Comment Re:I believe it too, and also a pitch for Ghostery (Score 1) 327 327

I absolutely agree with using Ghostery (or something like it) for privacy reasons. That said Ghostery and AdBlock both use quite a bit of memory*, and IMHO slow things down as much as the ads they are blocking (apart from flash ads which FlashBlock or native click-to-play capability solves with much less overhead). Furthermore, I almost never see ads when running Ghostery, and conversely the EasyPrivacy filter list for AdBlock does much of the same thing that Ghostery does. So I would recommend trying them both out, and then sticking to just one rather than running both at once. Also, if you use Ghostery make sure it is configured to block new elements by default.

Lastly, if you (or someone you do tech support for) refuses to use Ghostery (or NoScript) because it sometimes break webpage functionality, Disconnect is a good option to look at. It doesn't block nearly as much as Ghostery, and isn't as informative about what it is (and isn't) blocking, but it is better than nothing. I have never had it break a website, and requires no config tweaking.

*Note, the memory usage issue may get better in a couple releases.

Comment Video Streaming is Huge (Score 1) 327 327

I'm surprised it's not more.

That was my first reaction too, then I remembered how much streaming has taken off. Globally, video streaming accounts for a bit more than 50% of all traffic. Excluding that means that at least 50% of non-video-streaming traffic is caused by ads.

You'd also expect that video streaming was higher among a younger demographic like a University. If removing ads decreased the video traffic by 40% and 25% of total traffic was ads, the non-ad video streaming accounted for up to 62% of the total traffic at the University (depending on what percentage of ads were video). By that number, ads account for at most 67% of non-video-streaming traffic. That number can go up more once you subtract out the 5-10% of traffic caused by Bittorent and music streaming.

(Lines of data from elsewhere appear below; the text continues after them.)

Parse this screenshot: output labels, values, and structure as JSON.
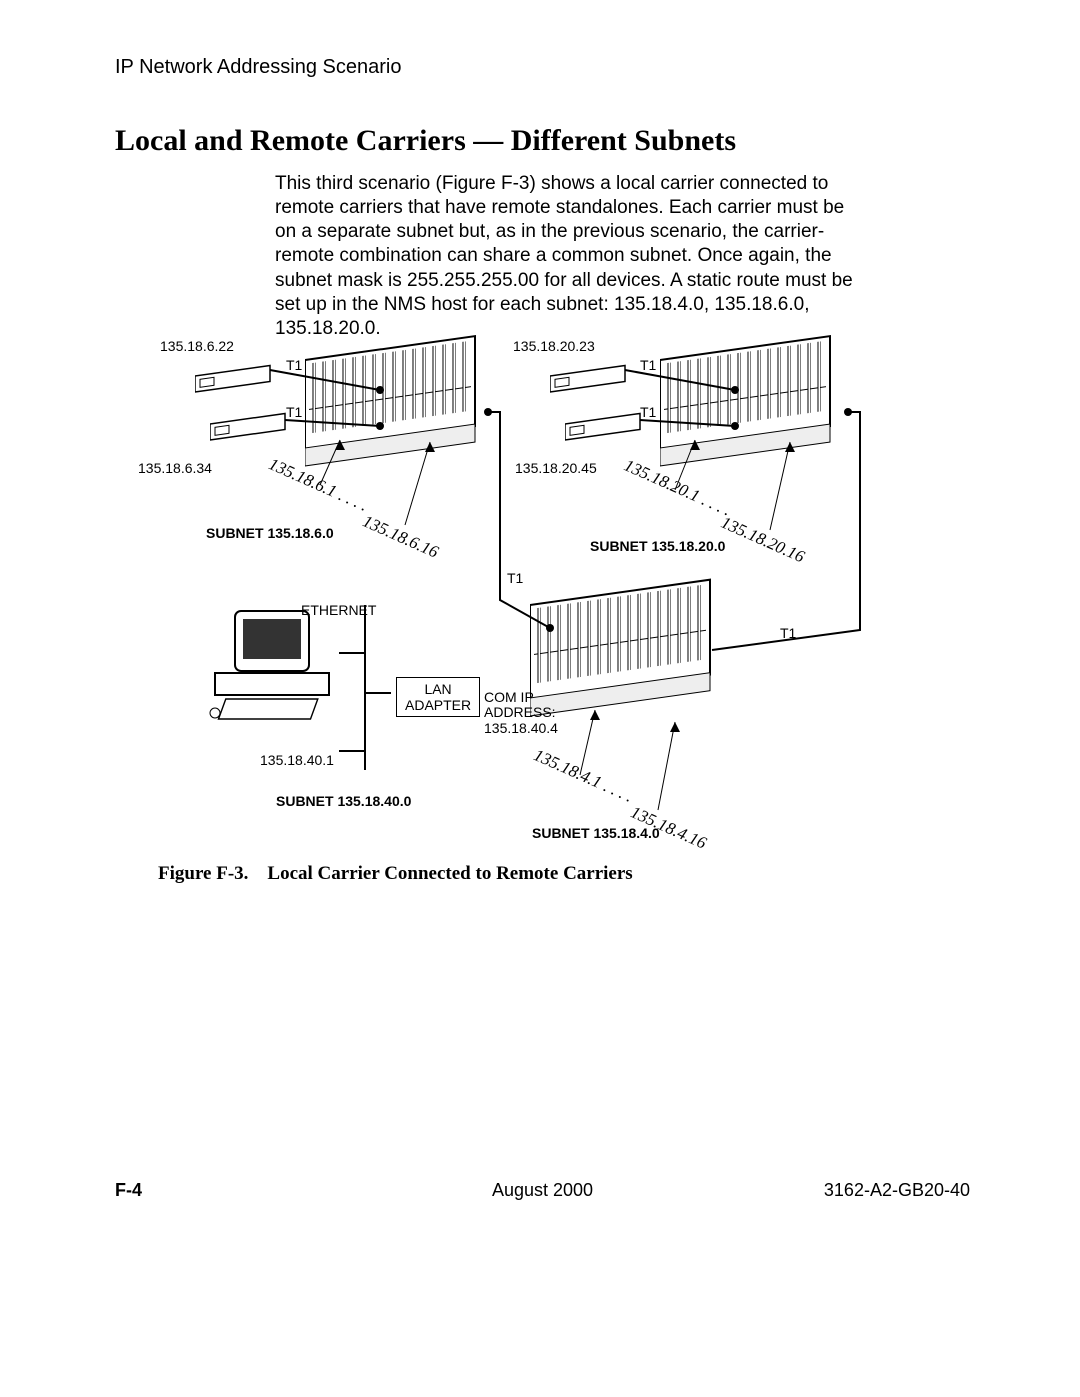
{
  "header": "IP Network Addressing Scenario",
  "title": "Local and Remote Carriers — Different Subnets",
  "body": "This third scenario (Figure F-3) shows a local carrier connected to remote carriers that have remote standalones. Each carrier must be on a separate subnet but, as in the previous scenario, the carrier-remote combination can share a common subnet. Once again, the subnet mask is 255.255.255.00 for all devices. A static route must be set up in the NMS host for each subnet: 135.18.4.0, 135.18.6.0, 135.18.20.0.",
  "labels": {
    "ip_622": "135.18.6.22",
    "ip_634": "135.18.6.34",
    "ip_2023": "135.18.20.23",
    "ip_2045": "135.18.20.45",
    "ip_401": "135.18.40.1",
    "t1": "T1",
    "ethernet": "ETHERNET",
    "lan_adapter": "LAN\nADAPTER",
    "com_ip": "COM IP\nADDRESS:\n135.18.40.4",
    "subnet_6": "SUBNET 135.18.6.0",
    "subnet_20": "SUBNET 135.18.20.0",
    "subnet_40": "SUBNET 135.18.40.0",
    "subnet_4": "SUBNET 135.18.4.0",
    "slot_6_1": "135.18.6.1 . . . .",
    "slot_6_16": "135.18.6.16",
    "slot_20_1": "135.18.20.1 . . . .",
    "slot_20_16": "135.18.20.16",
    "slot_4_1": "135.18.4.1 . . . .",
    "slot_4_16": "135.18.4.16"
  },
  "caption_prefix": "Figure F-3.",
  "caption_text": "Local Carrier Connected to Remote Carriers",
  "footer": {
    "page": "F-4",
    "date": "August 2000",
    "doc": "3162-A2-GB20-40"
  }
}
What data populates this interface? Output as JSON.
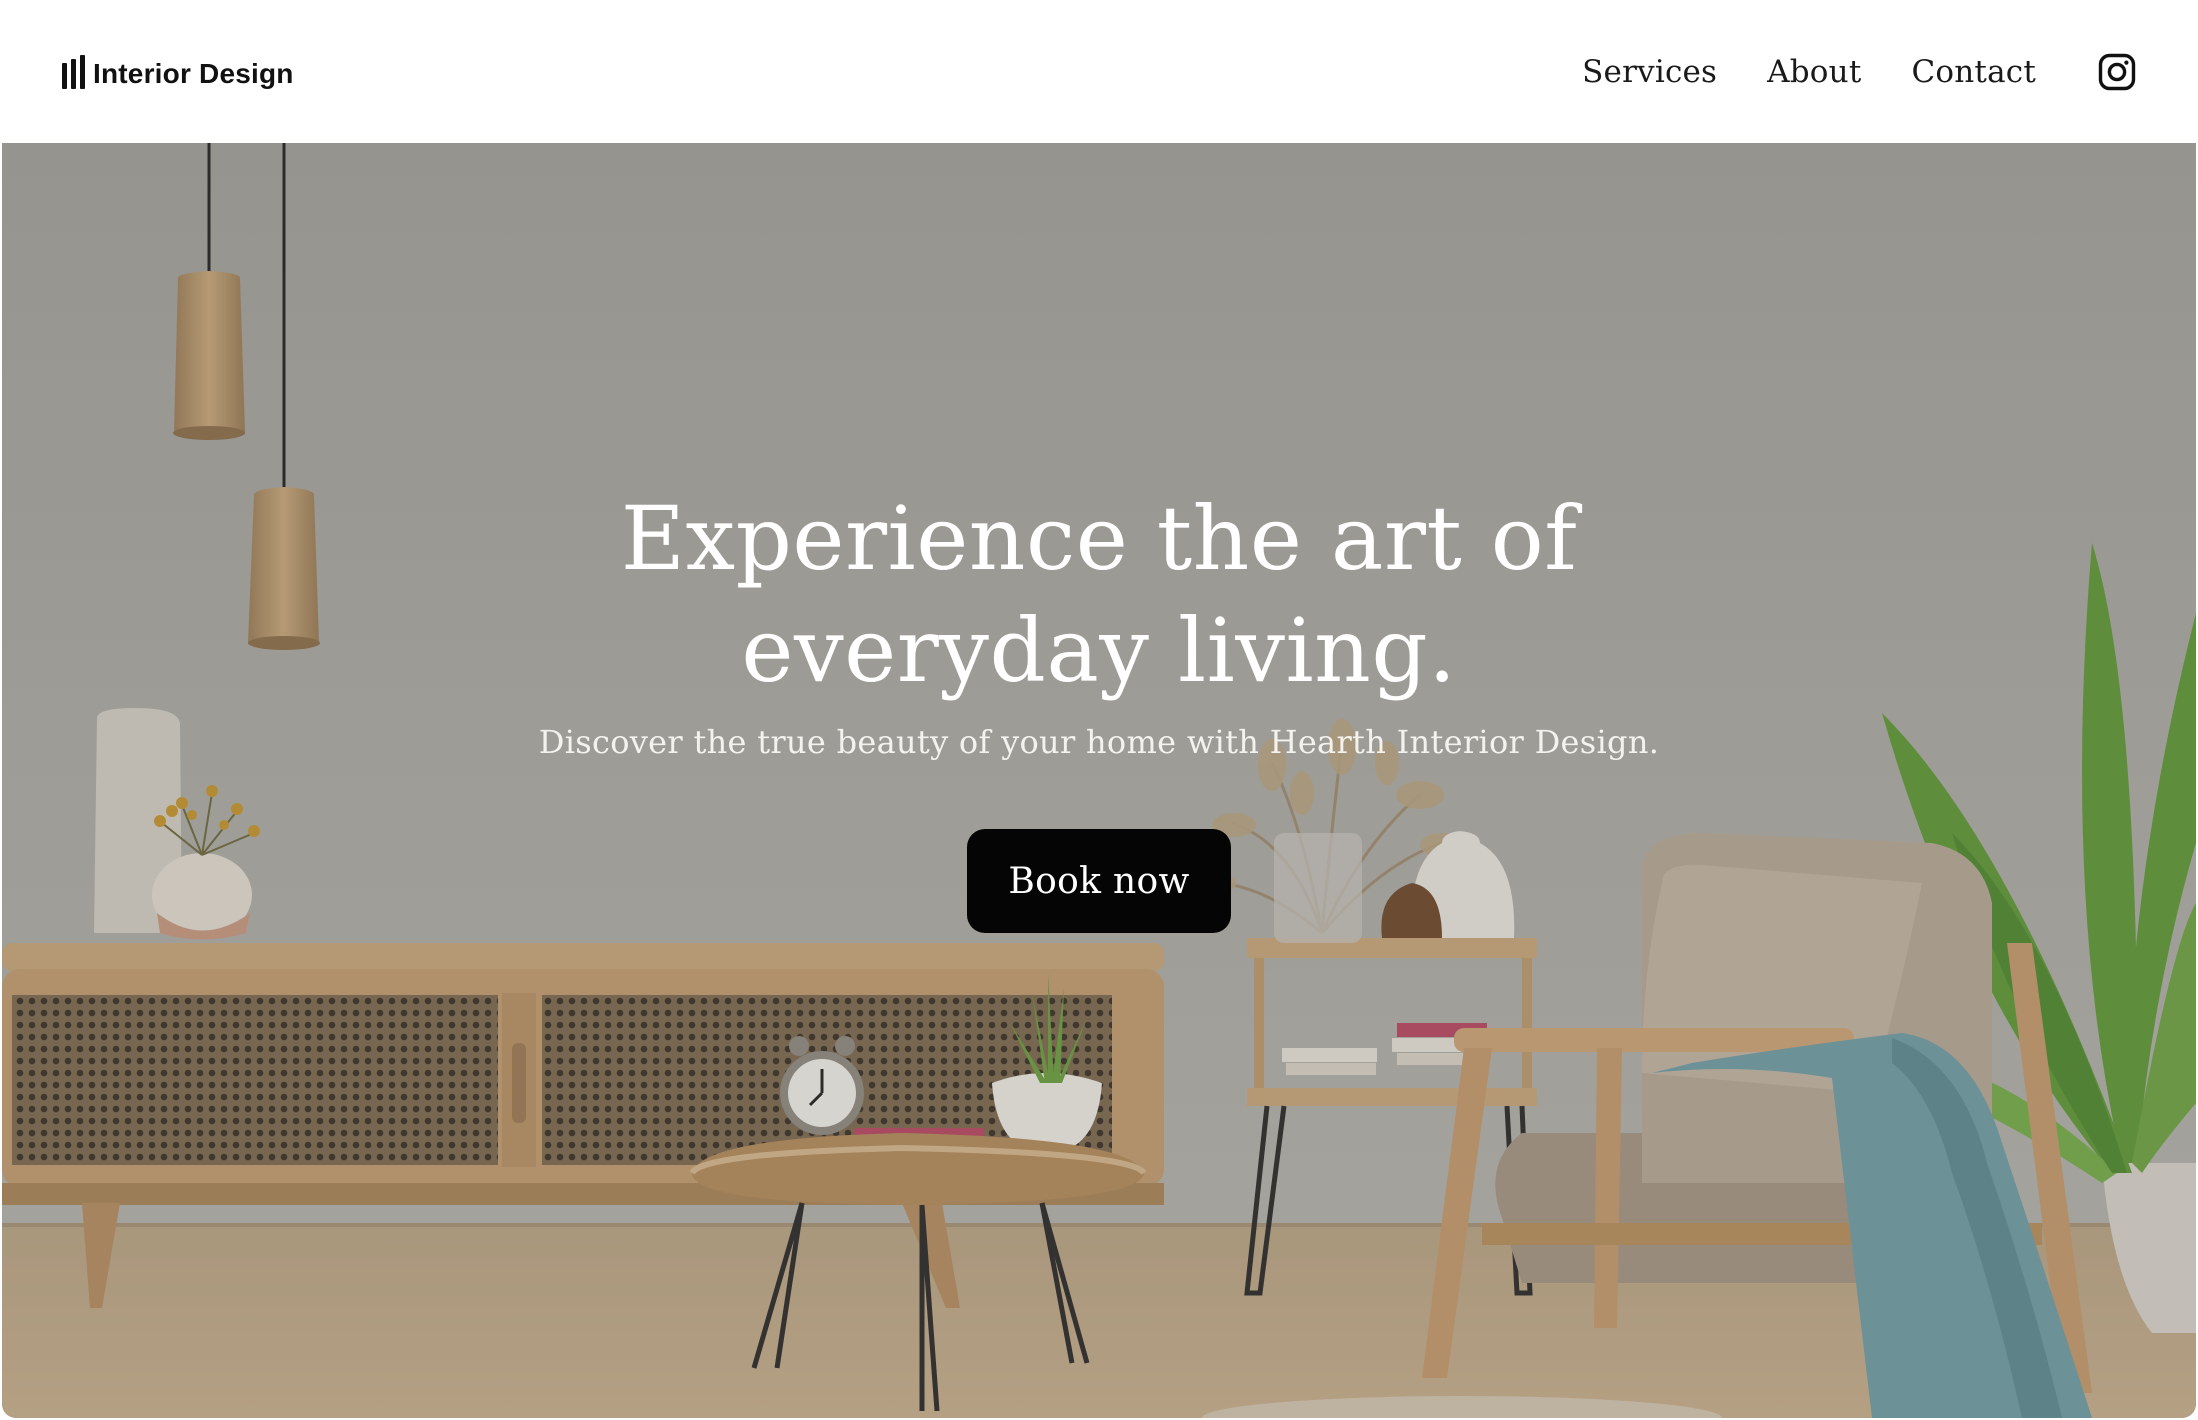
{
  "brand": {
    "name": "Interior Design"
  },
  "nav": {
    "items": [
      "Services",
      "About",
      "Contact"
    ],
    "social_icon": "instagram-icon"
  },
  "hero": {
    "title_line1": "Experience the art of",
    "title_line2": "everyday living.",
    "subtitle": "Discover the true beauty of your home with Hearth Interior Design.",
    "cta_label": "Book now"
  },
  "colors": {
    "text_dark": "#111111",
    "button_bg": "#050505",
    "hero_overlay": "#a9a8a1",
    "wood": "#c9a57a",
    "plant": "#5f9a3a",
    "throw": "#6d9ea6"
  }
}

I was expecting to add in a factor for email, but even given the 80-90% of email that is spam, the total email traffic has been dwarfed by other traffic and is isn't worth including.

Based on all that you could expect ads to account for anywhere from 55-90% of web browsing traffic, which sounds more reasonable.

United Kingdom

More Supermassive Black Holes Than We Thought! 92 92

LeadSongDog writes: The Royal Astronomical Society reports five supermassive black holes (SMBHs) that were previously hidden by dust and gas have been uncovered. The discovery suggests there may be millions more supermassive black holes in the universe than were previously thought. George Lansbury, a postgraduate student in the Centre for Extragalactic Astronomy, at Durham University, said: “For a long time we have known about supermassive black holes that are not obscured by dust and gas, but we suspected that many more were hidden from our view. Thanks to NuSTAR for the first time we have been able to clearly see these hidden monsters that are predicted to be there, but have previously been elusive because of their ‘buried’ state. Although we have only detected five of these hidden supermassive black holes, when we extrapolate our results across the whole Universe then the predicted numbers are huge and in agreement with what we would expect to see.”

Comment Products not organizations (Score 1) 23 23

This organization would just be responsible for verifying that software is secure, not than an organization is secure. Just like you can still electrocute yourself with a UL listed device if you insist on using it in an unsafe manner, it will be entirely possible for organizations to use CyberUL software in horribly insecure ways. The point of the listing is just to verify that the software can be used securely, if you keep it patched and use it correctly.

Kiss your keyboard goodbye!